## [TASK REQUIREMENTS]
In the entries that follow, find each line with the word "Sayak" and copy it.

## [Dataset entries]
___

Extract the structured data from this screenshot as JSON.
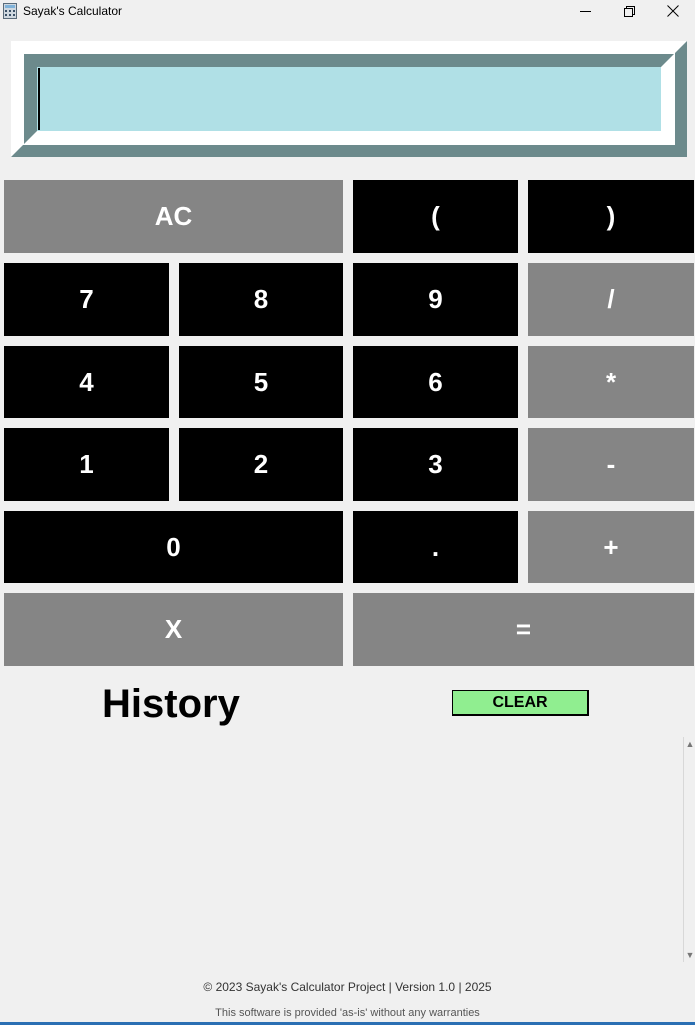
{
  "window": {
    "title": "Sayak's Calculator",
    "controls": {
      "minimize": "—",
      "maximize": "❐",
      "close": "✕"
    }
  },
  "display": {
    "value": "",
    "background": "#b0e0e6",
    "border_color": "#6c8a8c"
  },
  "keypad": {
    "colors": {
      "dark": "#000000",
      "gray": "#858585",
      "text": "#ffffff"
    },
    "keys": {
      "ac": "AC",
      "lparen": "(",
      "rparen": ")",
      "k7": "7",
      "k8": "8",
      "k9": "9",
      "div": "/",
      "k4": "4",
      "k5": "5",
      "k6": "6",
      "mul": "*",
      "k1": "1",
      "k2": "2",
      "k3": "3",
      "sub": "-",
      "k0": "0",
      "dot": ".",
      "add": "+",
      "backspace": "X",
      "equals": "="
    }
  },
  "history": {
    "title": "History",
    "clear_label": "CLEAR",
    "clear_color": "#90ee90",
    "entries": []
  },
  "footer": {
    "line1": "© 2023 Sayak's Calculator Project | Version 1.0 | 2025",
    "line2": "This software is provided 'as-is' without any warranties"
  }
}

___

## [SOLUTION TO THIS PROBLEM]
    "title": "Sayak's Calculator",
    "line1": "© 2023 Sayak's Calculator Project | Version 1.0 | 2025",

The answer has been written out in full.